* [EXTRACTED INFORMATION]:
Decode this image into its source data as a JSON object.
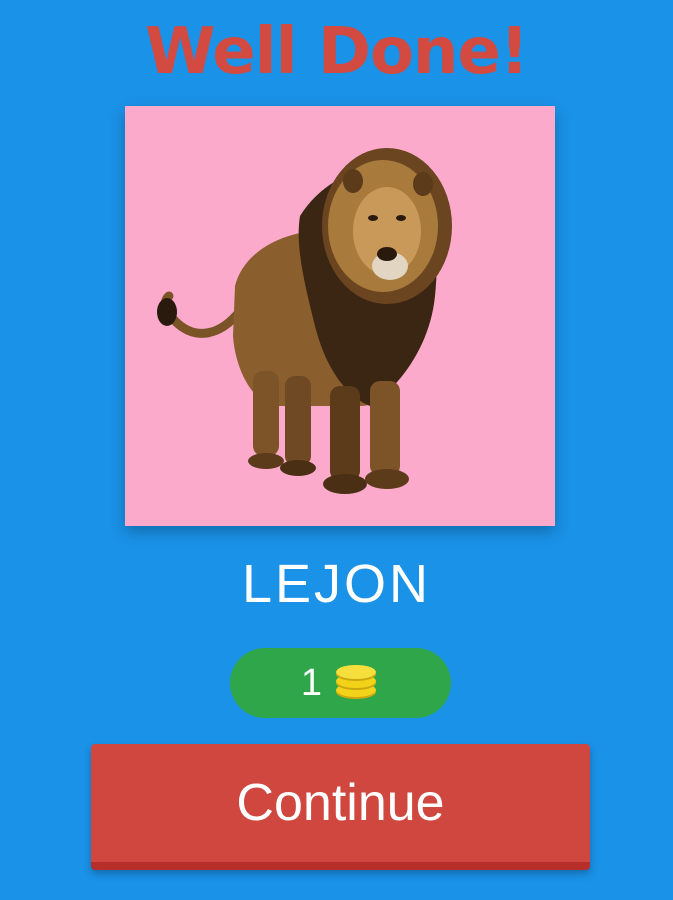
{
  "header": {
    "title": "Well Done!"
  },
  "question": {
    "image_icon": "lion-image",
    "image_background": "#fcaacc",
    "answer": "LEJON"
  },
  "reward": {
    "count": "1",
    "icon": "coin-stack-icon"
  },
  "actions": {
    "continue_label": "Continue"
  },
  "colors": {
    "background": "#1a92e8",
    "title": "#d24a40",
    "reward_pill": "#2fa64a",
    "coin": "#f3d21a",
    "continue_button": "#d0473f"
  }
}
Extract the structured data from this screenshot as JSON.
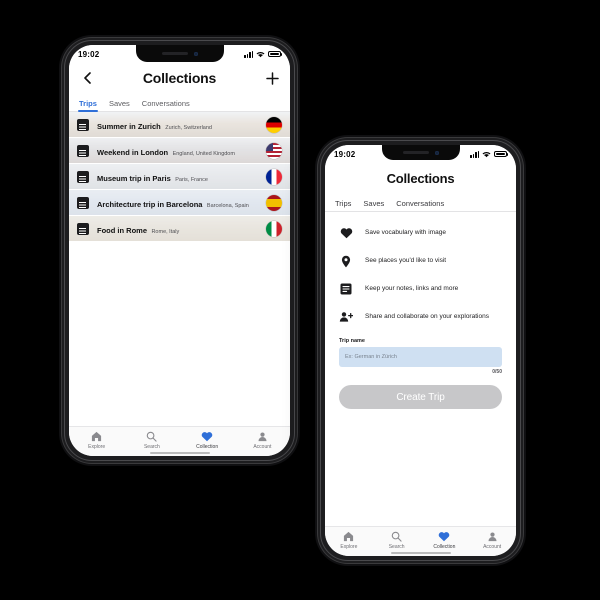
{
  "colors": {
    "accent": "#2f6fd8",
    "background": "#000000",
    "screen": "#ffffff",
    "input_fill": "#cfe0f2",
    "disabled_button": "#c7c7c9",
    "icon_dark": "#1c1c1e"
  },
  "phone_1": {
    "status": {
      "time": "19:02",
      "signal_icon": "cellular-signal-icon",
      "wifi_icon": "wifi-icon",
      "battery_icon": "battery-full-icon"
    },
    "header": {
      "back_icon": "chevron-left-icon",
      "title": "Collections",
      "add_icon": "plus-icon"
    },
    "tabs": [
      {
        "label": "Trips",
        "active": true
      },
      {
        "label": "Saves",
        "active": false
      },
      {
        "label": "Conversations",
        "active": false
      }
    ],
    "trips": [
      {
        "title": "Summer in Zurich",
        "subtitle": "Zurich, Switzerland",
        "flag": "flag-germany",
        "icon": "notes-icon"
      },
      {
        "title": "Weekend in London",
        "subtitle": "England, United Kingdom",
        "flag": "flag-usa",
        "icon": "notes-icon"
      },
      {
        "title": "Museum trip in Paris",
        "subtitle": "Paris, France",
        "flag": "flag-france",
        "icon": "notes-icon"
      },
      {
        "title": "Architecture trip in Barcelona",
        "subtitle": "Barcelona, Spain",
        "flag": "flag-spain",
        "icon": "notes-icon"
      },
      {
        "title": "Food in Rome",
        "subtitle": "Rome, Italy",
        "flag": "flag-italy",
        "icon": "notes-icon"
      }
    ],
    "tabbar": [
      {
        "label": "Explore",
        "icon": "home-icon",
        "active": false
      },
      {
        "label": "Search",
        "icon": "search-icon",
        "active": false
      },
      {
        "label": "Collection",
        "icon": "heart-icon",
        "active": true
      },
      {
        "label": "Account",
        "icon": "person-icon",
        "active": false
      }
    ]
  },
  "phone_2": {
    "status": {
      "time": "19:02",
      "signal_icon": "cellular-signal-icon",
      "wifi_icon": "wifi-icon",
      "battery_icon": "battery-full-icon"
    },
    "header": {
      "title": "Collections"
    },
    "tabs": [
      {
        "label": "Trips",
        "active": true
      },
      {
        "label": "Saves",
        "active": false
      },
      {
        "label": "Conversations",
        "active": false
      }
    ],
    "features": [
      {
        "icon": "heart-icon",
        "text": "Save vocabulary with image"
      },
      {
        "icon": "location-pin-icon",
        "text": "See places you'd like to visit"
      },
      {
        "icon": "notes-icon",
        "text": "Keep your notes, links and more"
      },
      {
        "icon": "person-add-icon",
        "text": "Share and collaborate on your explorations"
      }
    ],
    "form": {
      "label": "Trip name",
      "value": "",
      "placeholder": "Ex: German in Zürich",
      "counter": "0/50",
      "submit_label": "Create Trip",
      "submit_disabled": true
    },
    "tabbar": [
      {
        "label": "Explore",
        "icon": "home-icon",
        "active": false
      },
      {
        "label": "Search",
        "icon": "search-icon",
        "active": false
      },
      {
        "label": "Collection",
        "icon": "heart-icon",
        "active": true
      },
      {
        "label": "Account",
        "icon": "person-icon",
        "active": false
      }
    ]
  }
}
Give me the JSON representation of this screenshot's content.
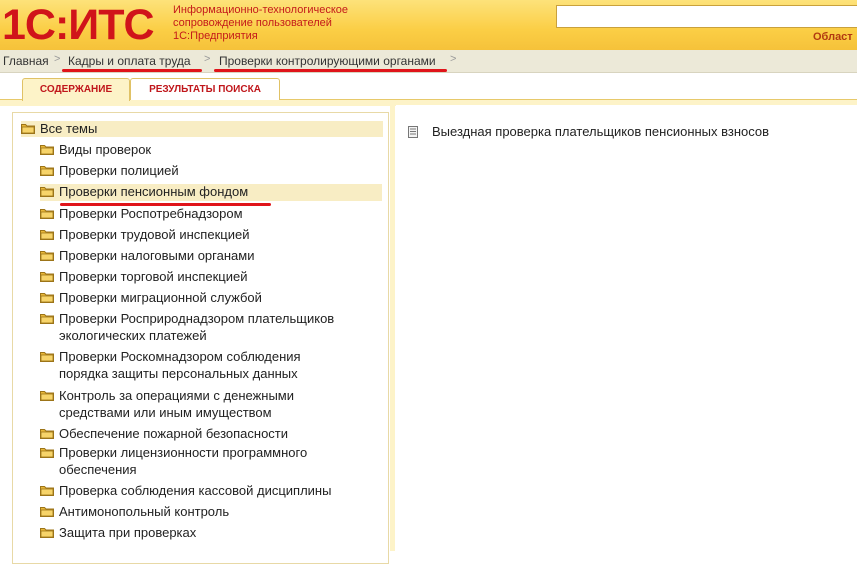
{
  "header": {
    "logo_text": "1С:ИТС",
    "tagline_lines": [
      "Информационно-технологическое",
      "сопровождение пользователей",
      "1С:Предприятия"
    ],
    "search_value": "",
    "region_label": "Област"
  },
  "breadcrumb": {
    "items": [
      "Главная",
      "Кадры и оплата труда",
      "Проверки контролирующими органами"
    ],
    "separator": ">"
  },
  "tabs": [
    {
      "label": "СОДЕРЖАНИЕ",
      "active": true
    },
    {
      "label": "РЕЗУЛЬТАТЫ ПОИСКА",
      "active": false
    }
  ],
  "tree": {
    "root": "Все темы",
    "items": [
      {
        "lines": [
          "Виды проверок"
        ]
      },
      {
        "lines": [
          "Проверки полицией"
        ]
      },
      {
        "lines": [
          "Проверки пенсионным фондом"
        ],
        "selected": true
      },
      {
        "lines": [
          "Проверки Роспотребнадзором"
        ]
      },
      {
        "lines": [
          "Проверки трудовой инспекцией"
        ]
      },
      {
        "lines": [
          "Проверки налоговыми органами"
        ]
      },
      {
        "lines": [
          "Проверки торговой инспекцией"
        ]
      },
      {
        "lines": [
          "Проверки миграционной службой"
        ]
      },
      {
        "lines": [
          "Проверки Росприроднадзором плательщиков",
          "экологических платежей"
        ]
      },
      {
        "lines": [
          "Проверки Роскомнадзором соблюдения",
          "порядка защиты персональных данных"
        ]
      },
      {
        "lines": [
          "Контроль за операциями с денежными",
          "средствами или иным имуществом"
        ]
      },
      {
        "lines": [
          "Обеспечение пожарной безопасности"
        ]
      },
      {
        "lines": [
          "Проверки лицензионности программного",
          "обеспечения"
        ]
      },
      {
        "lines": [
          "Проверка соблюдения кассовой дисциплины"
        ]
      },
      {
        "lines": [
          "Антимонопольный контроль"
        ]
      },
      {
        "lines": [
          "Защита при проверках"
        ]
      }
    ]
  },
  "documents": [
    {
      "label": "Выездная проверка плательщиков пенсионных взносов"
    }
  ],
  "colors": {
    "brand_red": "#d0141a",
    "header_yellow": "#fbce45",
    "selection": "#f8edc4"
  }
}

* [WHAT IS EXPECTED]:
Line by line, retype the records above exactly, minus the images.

* [ANSWER TO THE PROBLEM]:
Decode this image into its source data as a JSON object.
{
  "header": {
    "title": "Well Done!"
  },
  "question": {
    "image_icon": "lion-image",
    "image_background": "#fcaacc",
    "answer": "LEJON"
  },
  "reward": {
    "count": "1",
    "icon": "coin-stack-icon"
  },
  "actions": {
    "continue_label": "Continue"
  },
  "colors": {
    "background": "#1a92e8",
    "title": "#d24a40",
    "reward_pill": "#2fa64a",
    "coin": "#f3d21a",
    "continue_button": "#d0473f"
  }
}
Extract the structured data from this screenshot as JSON.
{
  "colors": {
    "accent": "#2f6fd8",
    "background": "#000000",
    "screen": "#ffffff",
    "input_fill": "#cfe0f2",
    "disabled_button": "#c7c7c9",
    "icon_dark": "#1c1c1e"
  },
  "phone_1": {
    "status": {
      "time": "19:02",
      "signal_icon": "cellular-signal-icon",
      "wifi_icon": "wifi-icon",
      "battery_icon": "battery-full-icon"
    },
    "header": {
      "back_icon": "chevron-left-icon",
      "title": "Collections",
      "add_icon": "plus-icon"
    },
    "tabs": [
      {
        "label": "Trips",
        "active": true
      },
      {
        "label": "Saves",
        "active": false
      },
      {
        "label": "Conversations",
        "active": false
      }
    ],
    "trips": [
      {
        "title": "Summer in Zurich",
        "subtitle": "Zurich, Switzerland",
        "flag": "flag-germany",
        "icon": "notes-icon"
      },
      {
        "title": "Weekend in London",
        "subtitle": "England, United Kingdom",
        "flag": "flag-usa",
        "icon": "notes-icon"
      },
      {
        "title": "Museum trip in Paris",
        "subtitle": "Paris, France",
        "flag": "flag-france",
        "icon": "notes-icon"
      },
      {
        "title": "Architecture trip in Barcelona",
        "subtitle": "Barcelona, Spain",
        "flag": "flag-spain",
        "icon": "notes-icon"
      },
      {
        "title": "Food in Rome",
        "subtitle": "Rome, Italy",
        "flag": "flag-italy",
        "icon": "notes-icon"
      }
    ],
    "tabbar": [
      {
        "label": "Explore",
        "icon": "home-icon",
        "active": false
      },
      {
        "label": "Search",
        "icon": "search-icon",
        "active": false
      },
      {
        "label": "Collection",
        "icon": "heart-icon",
        "active": true
      },
      {
        "label": "Account",
        "icon": "person-icon",
        "active": false
      }
    ]
  },
  "phone_2": {
    "status": {
      "time": "19:02",
      "signal_icon": "cellular-signal-icon",
      "wifi_icon": "wifi-icon",
      "battery_icon": "battery-full-icon"
    },
    "header": {
      "title": "Collections"
    },
    "tabs": [
      {
        "label": "Trips",
        "active": true
      },
      {
        "label": "Saves",
        "active": false
      },
      {
        "label": "Conversations",
        "active": false
      }
    ],
    "features": [
      {
        "icon": "heart-icon",
        "text": "Save vocabulary with image"
      },
      {
        "icon": "location-pin-icon",
        "text": "See places you'd like to visit"
      },
      {
        "icon": "notes-icon",
        "text": "Keep your notes, links and more"
      },
      {
        "icon": "person-add-icon",
        "text": "Share and collaborate on your explorations"
      }
    ],
    "form": {
      "label": "Trip name",
      "value": "",
      "placeholder": "Ex: German in Zürich",
      "counter": "0/50",
      "submit_label": "Create Trip",
      "submit_disabled": true
    },
    "tabbar": [
      {
        "label": "Explore",
        "icon": "home-icon",
        "active": false
      },
      {
        "label": "Search",
        "icon": "search-icon",
        "active": false
      },
      {
        "label": "Collection",
        "icon": "heart-icon",
        "active": true
      },
      {
        "label": "Account",
        "icon": "person-icon",
        "active": false
      }
    ]
  }
}
Give me the JSON representation of this screenshot's content.
{
  "header": {
    "logo_text": "1С:ИТС",
    "tagline_lines": [
      "Информационно-технологическое",
      "сопровождение пользователей",
      "1С:Предприятия"
    ],
    "search_value": "",
    "region_label": "Област"
  },
  "breadcrumb": {
    "items": [
      "Главная",
      "Кадры и оплата труда",
      "Проверки контролирующими органами"
    ],
    "separator": ">"
  },
  "tabs": [
    {
      "label": "СОДЕРЖАНИЕ",
      "active": true
    },
    {
      "label": "РЕЗУЛЬТАТЫ ПОИСКА",
      "active": false
    }
  ],
  "tree": {
    "root": "Все темы",
    "items": [
      {
        "lines": [
          "Виды проверок"
        ]
      },
      {
        "lines": [
          "Проверки полицией"
        ]
      },
      {
        "lines": [
          "Проверки пенсионным фондом"
        ],
        "selected": true
      },
      {
        "lines": [
          "Проверки Роспотребнадзором"
        ]
      },
      {
        "lines": [
          "Проверки трудовой инспекцией"
        ]
      },
      {
        "lines": [
          "Проверки налоговыми органами"
        ]
      },
      {
        "lines": [
          "Проверки торговой инспекцией"
        ]
      },
      {
        "lines": [
          "Проверки миграционной службой"
        ]
      },
      {
        "lines": [
          "Проверки Росприроднадзором плательщиков",
          "экологических платежей"
        ]
      },
      {
        "lines": [
          "Проверки Роскомнадзором соблюдения",
          "порядка защиты персональных данных"
        ]
      },
      {
        "lines": [
          "Контроль за операциями с денежными",
          "средствами или иным имуществом"
        ]
      },
      {
        "lines": [
          "Обеспечение пожарной безопасности"
        ]
      },
      {
        "lines": [
          "Проверки лицензионности программного",
          "обеспечения"
        ]
      },
      {
        "lines": [
          "Проверка соблюдения кассовой дисциплины"
        ]
      },
      {
        "lines": [
          "Антимонопольный контроль"
        ]
      },
      {
        "lines": [
          "Защита при проверках"
        ]
      }
    ]
  },
  "documents": [
    {
      "label": "Выездная проверка плательщиков пенсионных взносов"
    }
  ],
  "colors": {
    "brand_red": "#d0141a",
    "header_yellow": "#fbce45",
    "selection": "#f8edc4"
  }
}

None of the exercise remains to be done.